The workpiece 16 is then rotated and the surface speed thereof maintained at a predetermined constant rate by constantly sensing the surface speed adjacent the torch tip and adjusting the speed to maintain the predetermined speed.

At the same time, the torch tip is maintained in the proper triaxial position as follows. First, X and Y axis positions are continuously sensed and the X and Y and the torch tip is positioned so as to maintain a predetermined X,Y position. At the same time, the slope or angle of the workpiece at the surface adjacent the torch tip is continually sensed and the Z position thereof is adjusted so as to maintain a predetermined Z position.

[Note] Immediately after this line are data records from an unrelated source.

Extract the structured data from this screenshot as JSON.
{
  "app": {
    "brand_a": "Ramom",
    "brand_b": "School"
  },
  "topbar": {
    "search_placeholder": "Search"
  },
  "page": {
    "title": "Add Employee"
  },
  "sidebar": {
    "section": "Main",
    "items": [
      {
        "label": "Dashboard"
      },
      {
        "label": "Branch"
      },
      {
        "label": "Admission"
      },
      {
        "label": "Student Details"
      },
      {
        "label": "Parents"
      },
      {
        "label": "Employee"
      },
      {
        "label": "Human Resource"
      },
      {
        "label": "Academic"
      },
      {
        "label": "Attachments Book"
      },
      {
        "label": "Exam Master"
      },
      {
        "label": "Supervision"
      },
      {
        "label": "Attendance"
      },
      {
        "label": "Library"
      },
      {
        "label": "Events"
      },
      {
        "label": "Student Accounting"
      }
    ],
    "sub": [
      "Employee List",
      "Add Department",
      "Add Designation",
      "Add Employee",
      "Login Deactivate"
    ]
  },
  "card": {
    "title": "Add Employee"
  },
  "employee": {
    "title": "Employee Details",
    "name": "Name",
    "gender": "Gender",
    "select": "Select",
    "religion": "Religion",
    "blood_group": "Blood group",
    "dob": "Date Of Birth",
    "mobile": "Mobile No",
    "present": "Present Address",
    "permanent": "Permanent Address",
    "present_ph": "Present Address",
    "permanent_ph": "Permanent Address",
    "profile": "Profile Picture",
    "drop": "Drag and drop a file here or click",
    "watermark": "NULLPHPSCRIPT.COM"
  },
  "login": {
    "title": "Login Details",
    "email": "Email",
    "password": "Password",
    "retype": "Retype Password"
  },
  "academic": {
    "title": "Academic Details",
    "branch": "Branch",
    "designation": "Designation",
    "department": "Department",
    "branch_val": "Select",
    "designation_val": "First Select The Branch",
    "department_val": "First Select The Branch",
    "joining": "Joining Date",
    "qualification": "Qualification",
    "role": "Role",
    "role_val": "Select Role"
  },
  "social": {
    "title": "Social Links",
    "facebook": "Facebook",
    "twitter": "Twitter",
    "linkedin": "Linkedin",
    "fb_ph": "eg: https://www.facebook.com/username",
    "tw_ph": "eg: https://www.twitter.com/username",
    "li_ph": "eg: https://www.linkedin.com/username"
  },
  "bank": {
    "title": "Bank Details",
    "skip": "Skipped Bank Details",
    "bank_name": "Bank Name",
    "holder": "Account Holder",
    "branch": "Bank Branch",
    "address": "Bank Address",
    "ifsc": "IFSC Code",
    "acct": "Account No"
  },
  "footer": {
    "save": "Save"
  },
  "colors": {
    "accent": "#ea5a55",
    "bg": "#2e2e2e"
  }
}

It is to be understood that the foregoing description and accompanying drawings have shown and described preferred embodiments of the present invention, but that it should be apparent to those having skill in the art that various changes may be made in the form of the invention without affecting the scope of the appended claims.


1. A slope/speed sensor for sensing slope and speed of an object comprising:

a base,
a mounting member,
pivot means pivotally attaching said base to said mounting member, and
slope sensing means on said base for contacting a workpiece and causing said base to be pivoted relative to said mounting member in proportion to the slope of the workpiece, and
tachometer means for sensing and transforming surface speed of a workpiece into an electrical characteristic proportional to the surface speed.

2. The invention of claim 1 wherein said slope sensing means comprises means for transforming mechanical motion of said base with relation to said mounting member into an electrical characteristic proportional to the slope.

3. The invention of claim 2 wherein said means for transforming mechanical motion comprises a potentiometer.

4. The invention of claim 3 wherein said means for transforming mechanical motion further comprises linkage means interconnecting said potentiometer with said mounting member.

5. The invention of claim 3 wherein said means for transforming mechanical motion further comprises gear means interconnecting said potentiometer with said mounting member.

6. The invention of claim 1 further including indicia means whereby the workpiece slope may be visually read.

7. The invention of claim 6 wherein said indicia means comprise indicia on said base registrable with indicia on said mounting member.

8. The invention of claim 1 wherein said mounting member comprises a generally elongated rod slidably positioned within a hollow, generally cylindrical mounting post, spring means therein biasing said rod away from said mounting post and stop means on said rod cooperable with said mounting post for limiting travel thereof.

9. The invention of claim 1 wherein said slope sensing means comprises a wheel mounted for rotation on said base and positioned to extend beyond said base so as to be capable of contacting a workpiece.

10. The invention of claim 1 wherein said slope sensing means comprises at least one wheel mounted for rotation on said base and positioned to extend beyond said base so as to be capable of contacting a workpiece.

11. The invention of claim 10 wherein said slope sensing means comprises a pair of wheels juxtaposed on either side of said pivot means.

Referenced Cited
U.S. Patent Documents
1547380 July 1925 Godfrey
1932103 October 1933 Godfrey
2500137 March 1950 Poulton
3346724 October 1967 Fuhrmeister
3443732 May 1969 Wall, Jr. et al.
3737614 June 1973 Paulange
3970232 July 20, 1976 Melton
4040557 August 9, 1977 Heverly
4118620 October 3, 1978 Wall, Jr. et al.
4296306 October 20, 1981 Nomura
4426565 January 17, 1984 Ruter
Foreign Patent Documents
2840351 March 1979 DEX
74091 June 1980 DDX
743821 June 1980 SUX
Patent History
Patent number: 4577499
Type: Grant
Filed: Jun 18, 1984
Date of Patent: Mar 25, 1986
Assignee: Cyclomatic Industries, Inc. (San Diego, CA)
Inventors: Gerald W. Silke (El Cajon, CA), Frank D. Weber (Poway, CA)
Primary Examiner: S. Clement Swisher
Law Firm: Majestic, Gallagher, Parsons & Siebert
Application Number: 6/595,502
Current U.S. Class: 73/432R; Angular Position Transducer (33/1PT); Pitchometer (33/530); Work-responsive (e.g., Temperature, Orientation Of Work, Etc.) (228/9)
International Classification: G01B 520; G01B 900; G01D 2102; G01P 400;